In comparison, 10-year U.S. Treasuries’ total return so far in 2016 has been about 8%, while U.S. stocks have returned about 7% including dividends as of this writing.
While we would still be tactical allocators in emerging markets, to particular countries, industries, and instruments, we can point out some of the overall advantages that EM assets enjoy under current conditions.
First and foremost, while developed-market equity valuations are stretched, EM valuations are reasonable, both compared to their own history and compared to developed markets’. The chart below shows historical CAPE (cyclically adjusted price-to-earnings) ratios for various world markets. (CAPE ratios smooth earnings by averaging inflation-adjusted earnings over a 10-year period.)
Source: Source Multi-Asset Research
Emerging markets are below their long-term CAPE ratio, while the U.S. is slightly above it. This makes sense, given the post-crisis underperformance of emerging-market equities, which in U.S. dollar terms have been treading water since 2009.

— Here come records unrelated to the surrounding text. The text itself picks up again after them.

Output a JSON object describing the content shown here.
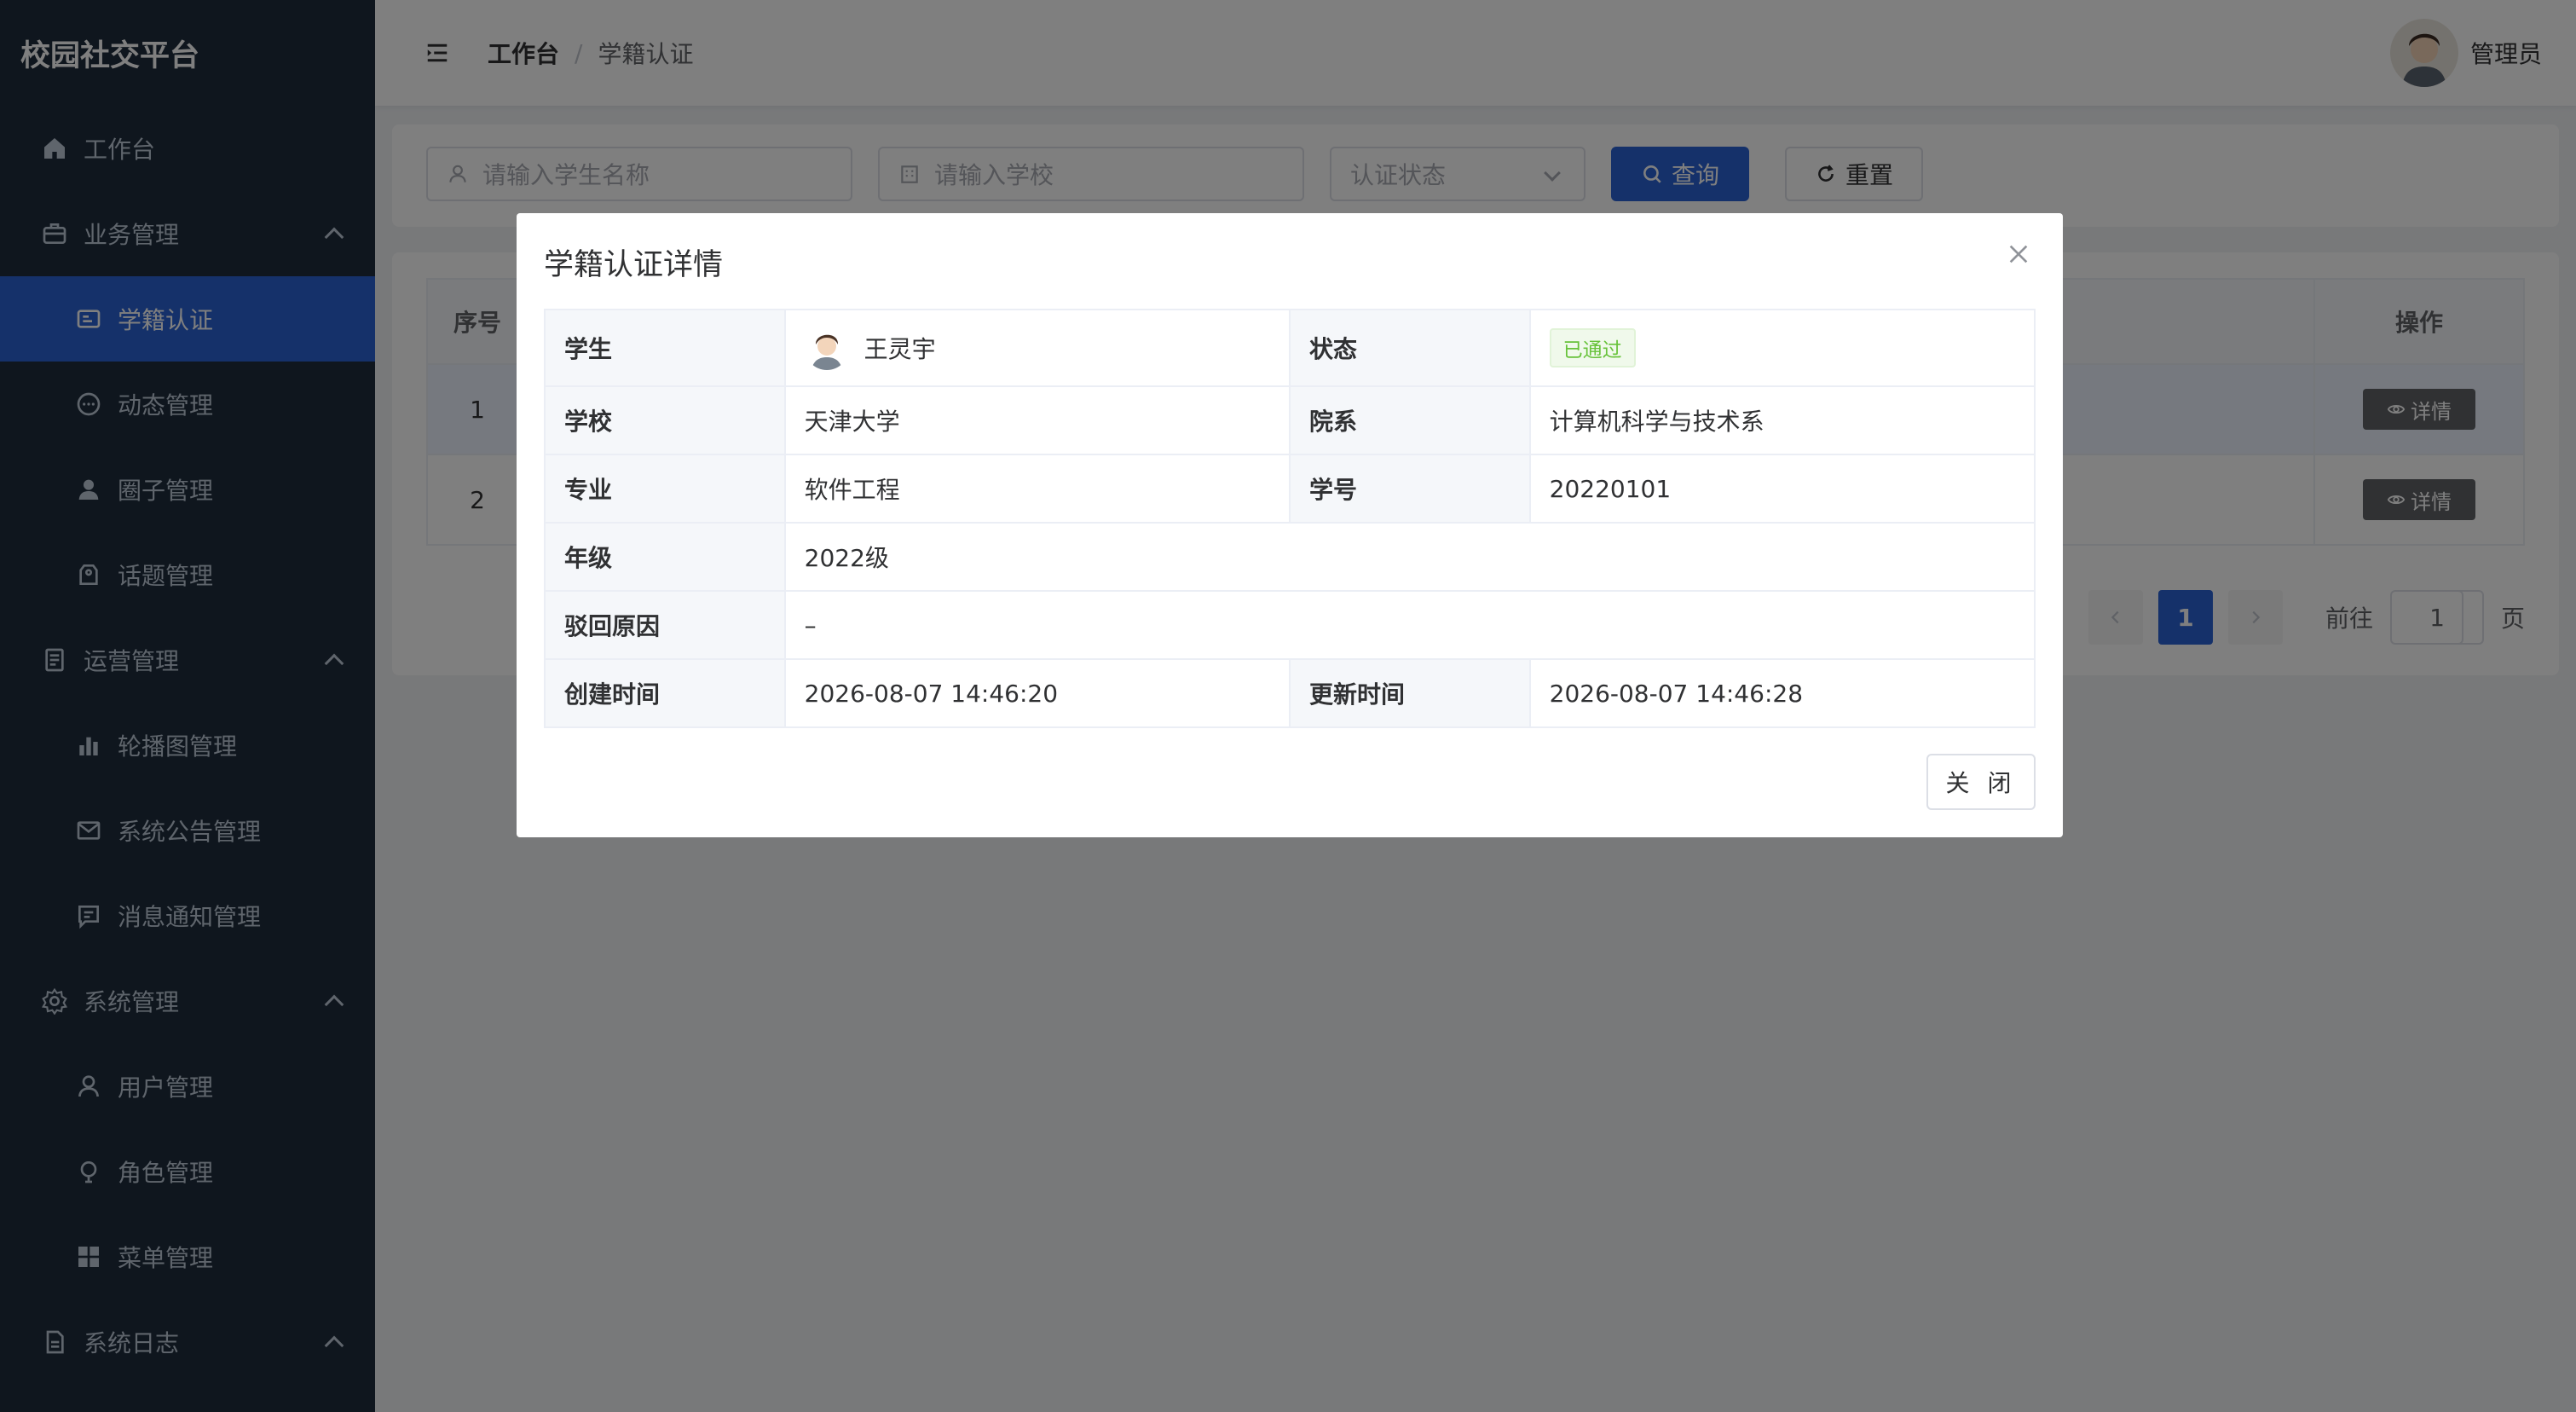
{
  "app": {
    "title": "校园社交平台"
  },
  "sidebar": {
    "items": [
      {
        "label": "工作台",
        "icon": "home-icon",
        "level": "top"
      },
      {
        "label": "业务管理",
        "icon": "briefcase-icon",
        "level": "top",
        "expanded": true
      },
      {
        "label": "学籍认证",
        "icon": "id-card-icon",
        "level": "sub",
        "active": true
      },
      {
        "label": "动态管理",
        "icon": "chat-bubble-icon",
        "level": "sub"
      },
      {
        "label": "圈子管理",
        "icon": "user-filled-icon",
        "level": "sub"
      },
      {
        "label": "话题管理",
        "icon": "tag-icon",
        "level": "sub"
      },
      {
        "label": "运营管理",
        "icon": "document-icon",
        "level": "top",
        "expanded": true
      },
      {
        "label": "轮播图管理",
        "icon": "bar-chart-icon",
        "level": "sub"
      },
      {
        "label": "系统公告管理",
        "icon": "mail-icon",
        "level": "sub"
      },
      {
        "label": "消息通知管理",
        "icon": "message-icon",
        "level": "sub"
      },
      {
        "label": "系统管理",
        "icon": "gear-icon",
        "level": "top",
        "expanded": true
      },
      {
        "label": "用户管理",
        "icon": "user-icon",
        "level": "sub"
      },
      {
        "label": "角色管理",
        "icon": "bulb-icon",
        "level": "sub"
      },
      {
        "label": "菜单管理",
        "icon": "grid-icon",
        "level": "sub"
      },
      {
        "label": "系统日志",
        "icon": "file-icon",
        "level": "top",
        "expanded": true
      }
    ]
  },
  "header": {
    "breadcrumb": [
      "工作台",
      "学籍认证"
    ],
    "separator": "/",
    "user_name": "管理员"
  },
  "search": {
    "student_placeholder": "请输入学生名称",
    "school_placeholder": "请输入学校",
    "status_placeholder": "认证状态",
    "query_label": "查询",
    "reset_label": "重置"
  },
  "table": {
    "columns": {
      "index": "序号",
      "action": "操作"
    },
    "rows": [
      {
        "index": "1",
        "action_label": "详情"
      },
      {
        "index": "2",
        "action_label": "详情"
      }
    ]
  },
  "pagination": {
    "current_page": "1",
    "goto_label": "前往",
    "goto_value": "1",
    "page_suffix": "页"
  },
  "dialog": {
    "title": "学籍认证详情",
    "fields": {
      "student_label": "学生",
      "student_name": "王灵宇",
      "status_label": "状态",
      "status_value": "已通过",
      "school_label": "学校",
      "school_value": "天津大学",
      "department_label": "院系",
      "department_value": "计算机科学与技术系",
      "major_label": "专业",
      "major_value": "软件工程",
      "student_no_label": "学号",
      "student_no_value": "20220101",
      "grade_label": "年级",
      "grade_value": "2022级",
      "reject_reason_label": "驳回原因",
      "reject_reason_value": "–",
      "created_label": "创建时间",
      "created_value": "2026-08-07 14:46:20",
      "updated_label": "更新时间",
      "updated_value": "2026-08-07 14:46:28"
    },
    "close_label": "关 闭"
  },
  "colors": {
    "sidebar_bg": "#1f2d3d",
    "primary": "#2a62d4",
    "success": "#67c23a",
    "overlay": "rgba(0,0,0,0.5)"
  }
}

Near the beginning of that period of underperformance, EM CAPE ratios were high — 24.6 at the end of 2010, versus 21.5 for the U.S. at the same time. In short, the post-crisis period has set up a broad reversion-to-the-mean story for emerging markets. Historical analysis suggests that with EM valuations low and U.S. valuations higher, the next five years may see corresponding EM outperformance.

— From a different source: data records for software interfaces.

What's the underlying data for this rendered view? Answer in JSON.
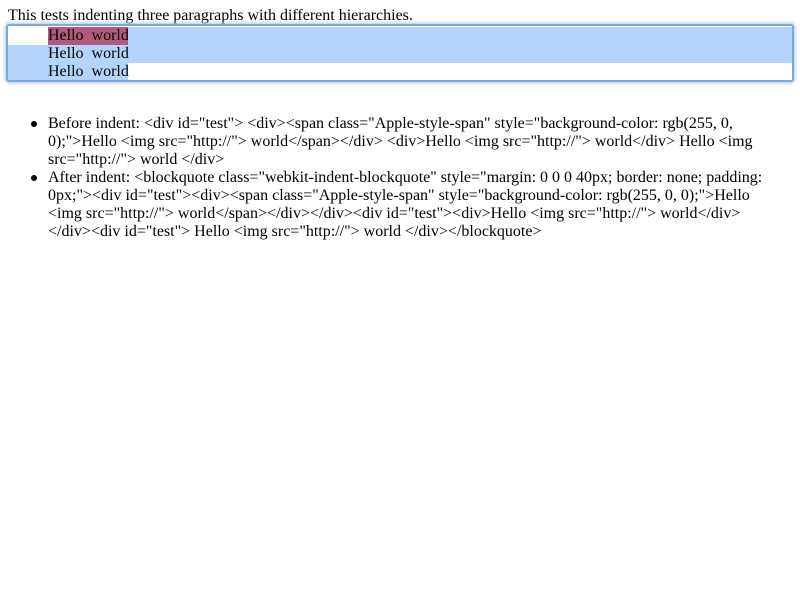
{
  "intro_text": "This tests indenting three paragraphs with different hierarchies.",
  "editor": {
    "lines": [
      "Hello  world",
      "Hello  world",
      "Hello  world"
    ]
  },
  "results": [
    "Before indent: <div id=\"test\"> <div><span class=\"Apple-style-span\" style=\"background-color: rgb(255, 0, 0);\">Hello <img src=\"http://\"> world</span></div> <div>Hello <img src=\"http://\"> world</div> Hello <img src=\"http://\"> world </div>",
    "After indent: <blockquote class=\"webkit-indent-blockquote\" style=\"margin: 0 0 0 40px; border: none; padding: 0px;\"><div id=\"test\"><div><span class=\"Apple-style-span\" style=\"background-color: rgb(255, 0, 0);\">Hello <img src=\"http://\"> world</span></div></div><div id=\"test\"><div>Hello <img src=\"http://\"> world</div></div><div id=\"test\"> Hello <img src=\"http://\"> world </div></blockquote>"
  ],
  "colors": {
    "selection": "#b4d4fc",
    "red_span_selected": "#b4597e",
    "focus_ring": "#7aa8e0"
  }
}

There are several risks to this view. One is posed by commodities. EM currencies correlate fairly closely to commodity prices, so EM equity outperformance in U.S. dollar terms depends on the accuracy of the thesis that commodity prices have indeed stabilized. A second risk is posed by Fed tightening. The ultimate global effects of the Fed’s coming rate rises are unclear, but historical analysis suggests at least that EM currencies generally do not fall during rate-hike periods.
A third risk is posed by China, since a significant Chinese slowdown would affect both commodity exporters and manufacturers in the emerging world. Our regular readers know that while we think problems are in store for China, we don’t believe they will boil over for another two to four years. The Chinese authorities have apparently given up on a gradual deflation of their leverage bubble, and are letting it continue until it bursts. When that happens, it will be an event of global economic significance, because of the slowdown in demand growth that a Chinese recession could cause. But once again, while such a crisis is taking shape, we do not believe it is imminent.

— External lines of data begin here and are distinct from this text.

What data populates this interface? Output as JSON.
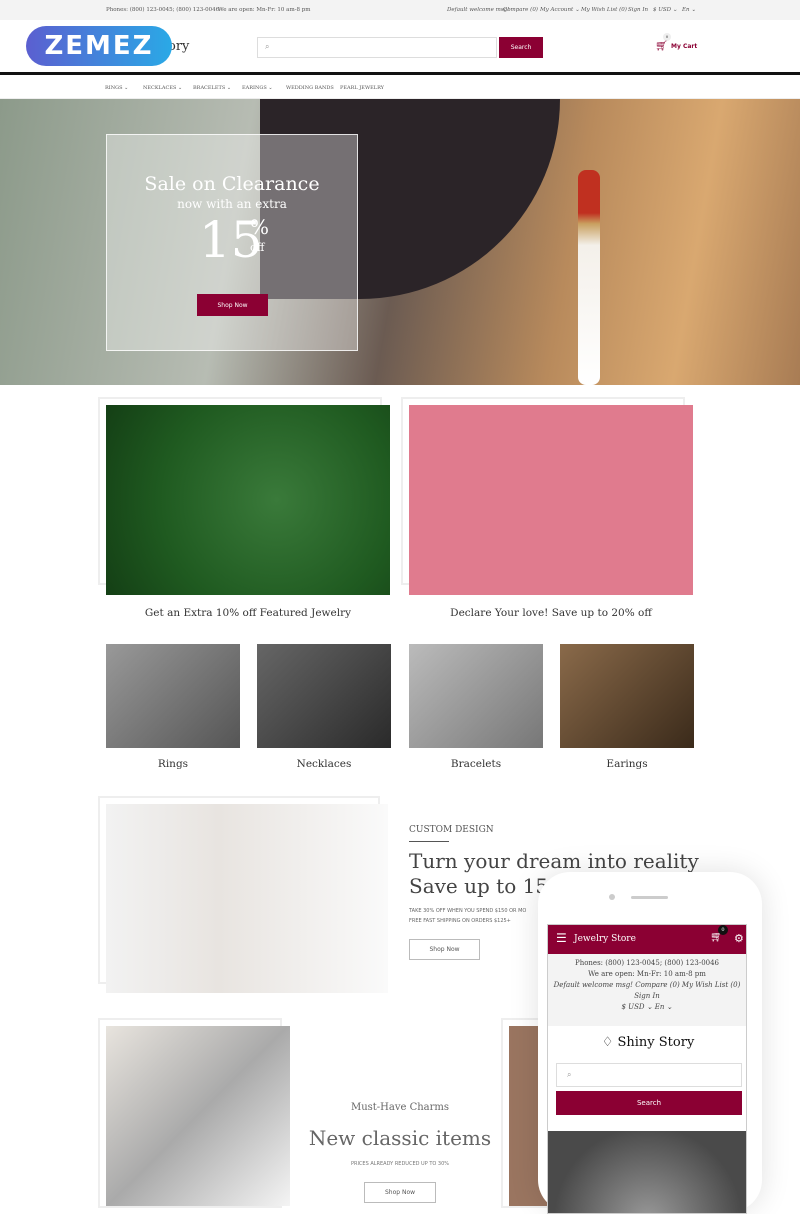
{
  "topbar": {
    "phones": "Phones: (800) 123-0045; (800) 123-0046",
    "hours": "We are open: Mn-Fr: 10 am-8 pm",
    "welcome": "Default welcome msg!",
    "compare": "Compare (0)",
    "account": "My Account ⌄",
    "wishlist": "My Wish List (0)",
    "signin": "Sign In",
    "currency": "$ USD ⌄",
    "lang": "En ⌄"
  },
  "header": {
    "logo": "ZEMEZ",
    "logo_tail": "ory",
    "search_button": "Search",
    "cart_count": "0",
    "cart_label": "My Cart"
  },
  "nav": [
    "RINGS ⌄",
    "NECKLACES ⌄",
    "BRACELETS ⌄",
    "EARINGS ⌄",
    "WEDDING BANDS",
    "PEARL JEWELRY"
  ],
  "hero": {
    "title": "Sale on Clearance",
    "subtitle": "now with an extra",
    "number": "15",
    "percent": "%",
    "off": "off",
    "button": "Shop Now"
  },
  "banners": [
    "Get an Extra 10% off Featured Jewelry",
    "Declare Your love! Save up to 20% off"
  ],
  "categories": [
    "Rings",
    "Necklaces",
    "Bracelets",
    "Earings"
  ],
  "custom": {
    "eyebrow": "CUSTOM DESIGN",
    "title1": "Turn your dream into reality",
    "title2": "Save up to 15%",
    "line1": "TAKE 30% OFF WHEN YOU SPEND $150 OR MO",
    "line2": "FREE FAST SHIPPING ON ORDERS $125+",
    "button": "Shop Now"
  },
  "charms": {
    "eyebrow": "Must-Have Charms",
    "title": "New classic items",
    "sub": "PRICES ALREADY REDUCED UP TO 30%",
    "button": "Shop Now"
  },
  "mobile": {
    "store": "Jewelry Store",
    "cart_count": "0",
    "phones": "Phones: (800) 123-0045; (800) 123-0046",
    "hours": "We are open: Mn-Fr: 10 am-8 pm",
    "links": "Default welcome msg!  Compare (0)   My Wish List (0)   Sign In",
    "currency": "$ USD ⌄   En ⌄",
    "brand": "Shiny Story",
    "search_button": "Search"
  },
  "colors": {
    "accent": "#8b0033"
  }
}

Investment implications: After years of underperformance, emerging-market assets may be poised to continue the outperformance they’ve shown in 2016 thus far. Although risks are still posed by commodities and by the eventual popping of China’s bubbles, EM valuations are attractive — below the average of their long-term history. If history is a guide, EM assets may be at the beginning of a longer-term reversion-to-the-mean trend.